Last month Sam issued 15 verbal warnings, two CPNs, one community protection warning and removed seven lots of abandoned items.

He has been focusing his patrols around the town centre, Esplanade, train station and Lodmoor.

Sam said: “My role is to deter anti-social behaviour and reassure people that action will be taken.

“I have been very busy trying to cover all the areas in my patch, sometimes my time is taken up dealing with incidents, but I’m out on the beat as much as possible.

“I want people to know they can come and talk to me, especially if anything has made them feel unsafe. People can either speak to me or email me.”

Recently Sam has dealt with someone who was heavily intoxicated in the town centre, a case of indecent exposure and an out-of-town gang who were aggressively begging. They left after being issued with verbal warnings and have not returned.

Cllr Ken Whatley, Weymouth town councillor for Melcombe Regis, said he is pleased there will be more of a visible presence from uniformed officers.

The former chairman of the Park District's community forum also praised a scheme being run by police to tackle the summer crime wave, but voiced concerns that troublemakers are being displaced from The Esplanade to other areas.
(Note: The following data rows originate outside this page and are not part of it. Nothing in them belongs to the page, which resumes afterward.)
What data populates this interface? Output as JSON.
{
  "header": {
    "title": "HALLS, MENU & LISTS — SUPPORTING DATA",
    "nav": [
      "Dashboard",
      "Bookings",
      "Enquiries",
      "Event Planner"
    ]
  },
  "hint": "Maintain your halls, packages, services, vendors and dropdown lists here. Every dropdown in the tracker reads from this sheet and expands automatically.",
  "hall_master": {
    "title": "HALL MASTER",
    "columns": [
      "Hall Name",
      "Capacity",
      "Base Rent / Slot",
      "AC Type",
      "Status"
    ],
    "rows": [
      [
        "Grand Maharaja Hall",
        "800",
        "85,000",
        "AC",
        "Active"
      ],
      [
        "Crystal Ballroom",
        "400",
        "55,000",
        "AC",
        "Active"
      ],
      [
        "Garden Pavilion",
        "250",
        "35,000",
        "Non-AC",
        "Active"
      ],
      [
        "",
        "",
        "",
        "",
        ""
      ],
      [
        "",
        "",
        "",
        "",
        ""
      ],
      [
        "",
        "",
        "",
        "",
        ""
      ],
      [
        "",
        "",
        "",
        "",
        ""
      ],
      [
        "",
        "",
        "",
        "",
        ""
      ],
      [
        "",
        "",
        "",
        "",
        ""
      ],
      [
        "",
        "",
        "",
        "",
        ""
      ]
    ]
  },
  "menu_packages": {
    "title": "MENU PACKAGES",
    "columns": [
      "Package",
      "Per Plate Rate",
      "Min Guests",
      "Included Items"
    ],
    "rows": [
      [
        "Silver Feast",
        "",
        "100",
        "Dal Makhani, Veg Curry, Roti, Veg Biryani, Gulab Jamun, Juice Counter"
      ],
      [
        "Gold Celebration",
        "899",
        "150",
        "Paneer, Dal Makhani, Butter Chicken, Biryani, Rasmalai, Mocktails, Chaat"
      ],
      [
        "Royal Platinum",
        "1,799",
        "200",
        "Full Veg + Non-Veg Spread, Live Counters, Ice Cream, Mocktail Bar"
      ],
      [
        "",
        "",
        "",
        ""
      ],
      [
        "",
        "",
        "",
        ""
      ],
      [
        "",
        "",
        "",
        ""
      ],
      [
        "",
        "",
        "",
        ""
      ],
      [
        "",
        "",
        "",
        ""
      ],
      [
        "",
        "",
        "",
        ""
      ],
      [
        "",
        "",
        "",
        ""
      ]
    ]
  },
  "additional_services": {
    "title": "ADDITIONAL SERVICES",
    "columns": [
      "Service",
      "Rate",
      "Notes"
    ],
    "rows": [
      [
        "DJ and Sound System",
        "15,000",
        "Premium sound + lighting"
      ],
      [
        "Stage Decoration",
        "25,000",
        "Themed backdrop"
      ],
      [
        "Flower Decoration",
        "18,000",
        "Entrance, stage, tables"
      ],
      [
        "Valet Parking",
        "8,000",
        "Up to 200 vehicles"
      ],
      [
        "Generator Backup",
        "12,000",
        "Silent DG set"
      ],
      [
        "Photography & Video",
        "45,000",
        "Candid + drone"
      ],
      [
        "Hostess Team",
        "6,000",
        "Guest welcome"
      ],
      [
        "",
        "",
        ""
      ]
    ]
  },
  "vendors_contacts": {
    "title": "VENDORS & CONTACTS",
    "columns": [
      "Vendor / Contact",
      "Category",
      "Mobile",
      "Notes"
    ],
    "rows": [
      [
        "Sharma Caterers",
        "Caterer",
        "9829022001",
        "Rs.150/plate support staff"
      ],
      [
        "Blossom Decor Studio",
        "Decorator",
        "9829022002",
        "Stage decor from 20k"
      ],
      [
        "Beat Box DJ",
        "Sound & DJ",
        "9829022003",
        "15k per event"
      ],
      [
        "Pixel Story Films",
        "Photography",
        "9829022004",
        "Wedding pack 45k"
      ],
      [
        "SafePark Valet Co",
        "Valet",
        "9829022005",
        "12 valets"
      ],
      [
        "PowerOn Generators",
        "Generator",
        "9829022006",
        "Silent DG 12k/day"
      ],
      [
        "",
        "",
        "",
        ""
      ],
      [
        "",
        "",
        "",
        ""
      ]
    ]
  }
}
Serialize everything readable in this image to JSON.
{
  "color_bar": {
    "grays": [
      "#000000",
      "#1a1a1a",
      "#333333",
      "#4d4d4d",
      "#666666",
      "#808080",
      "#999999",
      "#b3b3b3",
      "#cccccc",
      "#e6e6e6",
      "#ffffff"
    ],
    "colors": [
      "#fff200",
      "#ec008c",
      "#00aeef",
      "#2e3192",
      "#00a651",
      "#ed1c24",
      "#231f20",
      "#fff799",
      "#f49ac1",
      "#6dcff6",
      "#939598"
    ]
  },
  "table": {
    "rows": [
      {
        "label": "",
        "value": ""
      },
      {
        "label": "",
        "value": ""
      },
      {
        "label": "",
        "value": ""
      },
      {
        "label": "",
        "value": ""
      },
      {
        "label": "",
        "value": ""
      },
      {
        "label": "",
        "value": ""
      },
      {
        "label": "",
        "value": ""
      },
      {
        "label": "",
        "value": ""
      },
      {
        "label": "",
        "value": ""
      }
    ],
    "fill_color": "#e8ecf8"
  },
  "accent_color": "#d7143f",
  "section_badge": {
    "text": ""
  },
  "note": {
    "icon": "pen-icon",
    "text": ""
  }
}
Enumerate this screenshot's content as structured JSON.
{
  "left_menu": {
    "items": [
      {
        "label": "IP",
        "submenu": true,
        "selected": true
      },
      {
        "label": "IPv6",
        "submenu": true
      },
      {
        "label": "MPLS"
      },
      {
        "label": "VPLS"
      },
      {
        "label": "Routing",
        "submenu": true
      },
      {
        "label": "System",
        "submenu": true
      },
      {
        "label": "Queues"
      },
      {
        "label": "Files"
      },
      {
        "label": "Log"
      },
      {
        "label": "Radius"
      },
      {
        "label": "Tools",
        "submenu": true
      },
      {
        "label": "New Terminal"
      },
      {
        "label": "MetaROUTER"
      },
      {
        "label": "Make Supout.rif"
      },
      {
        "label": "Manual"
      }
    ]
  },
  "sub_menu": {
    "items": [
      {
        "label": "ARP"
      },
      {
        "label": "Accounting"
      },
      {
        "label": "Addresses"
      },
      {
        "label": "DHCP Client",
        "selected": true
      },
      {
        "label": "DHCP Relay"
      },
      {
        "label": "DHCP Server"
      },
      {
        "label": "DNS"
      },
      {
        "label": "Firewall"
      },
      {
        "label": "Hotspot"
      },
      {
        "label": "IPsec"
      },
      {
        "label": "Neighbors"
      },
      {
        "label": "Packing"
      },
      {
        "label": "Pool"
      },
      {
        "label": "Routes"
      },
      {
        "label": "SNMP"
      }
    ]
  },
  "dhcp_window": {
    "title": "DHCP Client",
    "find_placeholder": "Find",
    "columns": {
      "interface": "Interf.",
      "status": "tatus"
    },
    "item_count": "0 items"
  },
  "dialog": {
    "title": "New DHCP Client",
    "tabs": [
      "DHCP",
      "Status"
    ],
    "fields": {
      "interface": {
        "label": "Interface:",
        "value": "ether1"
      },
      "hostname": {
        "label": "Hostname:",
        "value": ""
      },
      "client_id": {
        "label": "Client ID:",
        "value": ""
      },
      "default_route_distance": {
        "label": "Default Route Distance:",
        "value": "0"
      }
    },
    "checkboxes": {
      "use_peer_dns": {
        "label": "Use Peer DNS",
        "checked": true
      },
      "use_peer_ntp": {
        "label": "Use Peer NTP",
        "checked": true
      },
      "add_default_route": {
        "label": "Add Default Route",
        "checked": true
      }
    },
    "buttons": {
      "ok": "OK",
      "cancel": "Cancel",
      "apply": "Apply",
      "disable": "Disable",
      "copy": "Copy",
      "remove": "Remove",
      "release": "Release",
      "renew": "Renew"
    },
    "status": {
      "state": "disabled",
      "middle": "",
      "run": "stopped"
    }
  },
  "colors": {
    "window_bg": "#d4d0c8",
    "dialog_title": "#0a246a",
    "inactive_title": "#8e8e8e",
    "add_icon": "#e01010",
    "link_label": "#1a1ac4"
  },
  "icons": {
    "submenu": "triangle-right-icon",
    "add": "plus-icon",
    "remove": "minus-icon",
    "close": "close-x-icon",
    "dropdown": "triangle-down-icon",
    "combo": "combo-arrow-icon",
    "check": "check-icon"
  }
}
"Having uniformed officers on the streets helps people feel much safer", he said.

"The hundred days of policing has improved matters - visitors and residents are now able to walk along The Esplanade in peace. Unfortunately one of the down sides is that troublemakers are now gathering around the railway station and Park District, so I hope the extra officers will help keep trouble away from areas that deserve to be left in peace."

Cllr Graham Carr-Jones, Dorset Council portfolio holder for community safety and housing, said: “Having a visible presence in certain areas is important, and we have listened to people’s concerns when deciding which areas to focus on."

Anyone can email Sam, his address is: